The defendants have filed a motion to dismiss the complaint arguing that: 1) Toth‟s claims based upon the charges filed against him on April 30, 2010 and June 2, 2010 are barred by the Heck v. Humphrey rule; 2) probable cause existed for Toth‟s arrest for the gravel throwing incident; 3) the passage of time between the protected activity and the gravel throwing arrest renders plaintiff‟s First Amendment claim implausible; 4) the individual defendants are entitled to qualified immunity; 5) Toth has not stated a sufficient claim against the township; and, 6) the claim for punitive damages is not cognizable.
The United States Supreme Court opinions in Bell Atlantic Corporation v. Twombly, 550 U.S. 544 (2007) and, more recently, in Ashcroft v. Iqbal, 129 S.Ct. 1937 (2009), have shifted pleading standards from simple notice pleading to a more heightened form of pleading, requiring a plaintiff to plead more than the possibility of relief to survive a motion to dismiss.

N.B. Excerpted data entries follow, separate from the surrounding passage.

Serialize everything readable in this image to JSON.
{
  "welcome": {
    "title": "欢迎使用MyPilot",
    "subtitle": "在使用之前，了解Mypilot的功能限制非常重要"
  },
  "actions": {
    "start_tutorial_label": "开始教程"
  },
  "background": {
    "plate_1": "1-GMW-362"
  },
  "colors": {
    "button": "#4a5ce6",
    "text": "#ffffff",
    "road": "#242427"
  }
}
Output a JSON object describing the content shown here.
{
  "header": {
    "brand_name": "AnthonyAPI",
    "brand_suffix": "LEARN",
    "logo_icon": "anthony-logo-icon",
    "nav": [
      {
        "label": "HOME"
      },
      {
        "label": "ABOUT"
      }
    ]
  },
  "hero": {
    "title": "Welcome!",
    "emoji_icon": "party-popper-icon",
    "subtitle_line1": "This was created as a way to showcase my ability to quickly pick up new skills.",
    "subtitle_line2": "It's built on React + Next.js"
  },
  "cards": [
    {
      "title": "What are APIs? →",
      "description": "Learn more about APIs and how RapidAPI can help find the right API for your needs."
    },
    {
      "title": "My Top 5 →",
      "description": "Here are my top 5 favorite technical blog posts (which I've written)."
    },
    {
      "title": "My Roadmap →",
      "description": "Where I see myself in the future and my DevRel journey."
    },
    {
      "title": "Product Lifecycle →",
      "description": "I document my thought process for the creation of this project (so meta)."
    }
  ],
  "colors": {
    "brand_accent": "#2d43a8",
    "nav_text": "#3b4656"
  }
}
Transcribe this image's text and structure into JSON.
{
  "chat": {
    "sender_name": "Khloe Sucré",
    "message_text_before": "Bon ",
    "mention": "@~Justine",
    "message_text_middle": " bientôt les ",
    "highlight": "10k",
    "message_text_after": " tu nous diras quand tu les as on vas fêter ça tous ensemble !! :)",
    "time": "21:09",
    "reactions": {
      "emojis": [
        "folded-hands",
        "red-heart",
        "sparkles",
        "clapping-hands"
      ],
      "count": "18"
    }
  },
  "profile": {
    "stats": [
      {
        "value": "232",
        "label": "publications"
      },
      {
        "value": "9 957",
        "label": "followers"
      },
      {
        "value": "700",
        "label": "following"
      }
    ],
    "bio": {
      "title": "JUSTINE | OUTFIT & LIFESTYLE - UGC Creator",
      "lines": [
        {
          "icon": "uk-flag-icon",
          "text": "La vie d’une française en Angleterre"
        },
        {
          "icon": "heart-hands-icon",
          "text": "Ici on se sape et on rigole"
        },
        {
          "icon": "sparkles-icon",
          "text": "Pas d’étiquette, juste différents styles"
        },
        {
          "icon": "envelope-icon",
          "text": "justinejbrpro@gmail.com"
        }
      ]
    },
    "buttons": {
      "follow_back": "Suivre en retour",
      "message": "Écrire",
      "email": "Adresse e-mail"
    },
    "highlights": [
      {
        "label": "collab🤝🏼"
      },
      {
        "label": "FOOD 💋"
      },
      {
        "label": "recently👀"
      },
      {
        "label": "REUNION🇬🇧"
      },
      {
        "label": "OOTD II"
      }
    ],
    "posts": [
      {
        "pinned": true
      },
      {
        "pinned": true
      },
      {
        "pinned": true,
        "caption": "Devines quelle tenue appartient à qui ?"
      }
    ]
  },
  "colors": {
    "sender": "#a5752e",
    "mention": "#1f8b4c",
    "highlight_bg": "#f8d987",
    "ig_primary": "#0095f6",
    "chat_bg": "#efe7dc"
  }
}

With the Supreme Court instruction in mind, the Court of Appeals for the Third Circuit has outlined a two-part analysis that courts should utilize when deciding a motion to dismiss for failure to state a claim. First, the factual and legal elements of a claim should be separated. In other words, while courts must accept all of the complaint's well-pleaded facts as true, they may disregard any legal conclusions. Second, courts then decide whether the facts alleged in the complaint are sufficient to demonstrate that the plaintiff has a "plausible claim for relief." Iqbal, 129 S. Ct. at 1950. That is, a complaint must do more than allege the entitlement to relief; its facts must show such an entitlement. Fowler v. UPMC Shadyside, 578 F.3d 203, 210-211 (3d Cir. 2009).
1. Application of Heck v. Humphrey
Toth asserts that the filing of criminal charges against him following his vocalized complaints against the management of the township violated his First Amendment rights. "[I]nstitution of criminal action to penalize the exercise of one's First Amendment rights is a deprivation cognizable under § 1983." Losch v. Borough of Parkesburg, PA, 736 F.2d 903, 907--08 (3d Cir. 1984). To establish a claim for First Amendment retaliation, a plaintiff must demonstrate that: (1) he engaged in protected activity; (2) the government responded with retaliation; and (3) the protected activity was the cause of the retaliation. Estate of Smith v. Marasco, 318 F.3d 497, 512 (3d Cir. 2003). The Supreme Court has held that the absence of probable cause is essential to proving the causal link between the alleged retaliatory arrest and a plaintiff's protected speech. Hartman v. Moore, 547 ...